■ **Dataset entries**
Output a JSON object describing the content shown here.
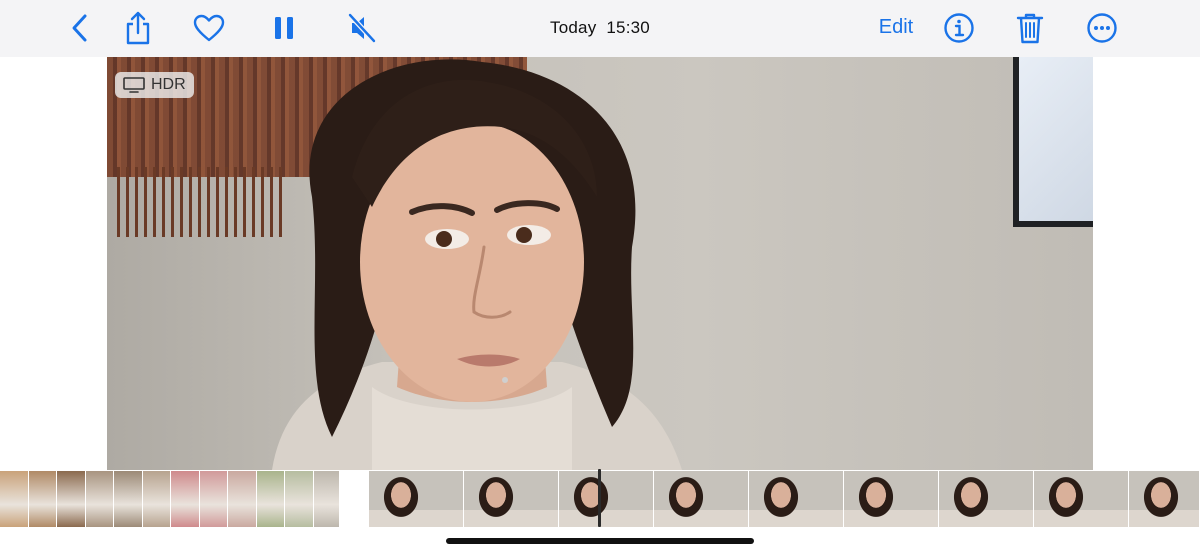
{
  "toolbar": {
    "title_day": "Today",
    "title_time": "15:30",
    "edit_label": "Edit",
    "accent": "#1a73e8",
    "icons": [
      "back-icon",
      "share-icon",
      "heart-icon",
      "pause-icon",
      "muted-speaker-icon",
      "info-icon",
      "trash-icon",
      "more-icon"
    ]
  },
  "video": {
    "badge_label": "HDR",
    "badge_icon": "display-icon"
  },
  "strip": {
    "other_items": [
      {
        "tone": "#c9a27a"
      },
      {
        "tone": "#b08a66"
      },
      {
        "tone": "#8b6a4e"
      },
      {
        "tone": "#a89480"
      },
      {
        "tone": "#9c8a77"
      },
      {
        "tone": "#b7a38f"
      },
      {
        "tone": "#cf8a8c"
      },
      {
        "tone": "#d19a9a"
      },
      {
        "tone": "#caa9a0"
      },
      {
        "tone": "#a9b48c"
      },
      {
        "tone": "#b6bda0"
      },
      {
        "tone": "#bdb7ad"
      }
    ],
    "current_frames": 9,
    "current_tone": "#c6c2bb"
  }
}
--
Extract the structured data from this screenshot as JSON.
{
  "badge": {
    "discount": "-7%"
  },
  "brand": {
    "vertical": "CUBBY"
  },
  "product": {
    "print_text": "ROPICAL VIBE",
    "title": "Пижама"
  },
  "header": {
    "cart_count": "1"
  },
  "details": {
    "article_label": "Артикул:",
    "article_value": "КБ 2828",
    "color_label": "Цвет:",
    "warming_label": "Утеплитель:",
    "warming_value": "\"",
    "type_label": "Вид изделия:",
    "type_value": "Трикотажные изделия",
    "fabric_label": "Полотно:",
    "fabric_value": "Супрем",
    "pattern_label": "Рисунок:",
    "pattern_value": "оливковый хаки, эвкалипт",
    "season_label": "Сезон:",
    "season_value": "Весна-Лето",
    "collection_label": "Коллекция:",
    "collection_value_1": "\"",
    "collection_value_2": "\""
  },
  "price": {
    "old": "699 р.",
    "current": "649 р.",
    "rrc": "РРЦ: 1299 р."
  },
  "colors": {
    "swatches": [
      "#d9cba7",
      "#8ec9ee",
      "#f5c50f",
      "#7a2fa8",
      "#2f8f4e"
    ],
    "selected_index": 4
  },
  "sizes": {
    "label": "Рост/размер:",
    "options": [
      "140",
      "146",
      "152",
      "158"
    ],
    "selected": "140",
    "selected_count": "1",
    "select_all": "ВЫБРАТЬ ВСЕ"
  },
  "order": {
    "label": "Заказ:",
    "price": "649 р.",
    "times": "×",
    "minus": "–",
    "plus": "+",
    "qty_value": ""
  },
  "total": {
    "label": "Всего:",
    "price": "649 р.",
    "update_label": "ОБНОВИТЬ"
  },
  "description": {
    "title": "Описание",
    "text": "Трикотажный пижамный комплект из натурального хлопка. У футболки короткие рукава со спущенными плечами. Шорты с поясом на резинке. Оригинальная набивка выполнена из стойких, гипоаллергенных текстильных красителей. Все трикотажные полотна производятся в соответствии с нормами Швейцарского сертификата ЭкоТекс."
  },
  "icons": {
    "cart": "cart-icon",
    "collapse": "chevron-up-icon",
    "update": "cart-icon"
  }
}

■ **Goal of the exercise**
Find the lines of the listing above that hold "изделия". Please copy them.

■ **Solution to this exercise**
    "type_label": "Вид изделия:",
    "type_value": "Трикотажные изделия",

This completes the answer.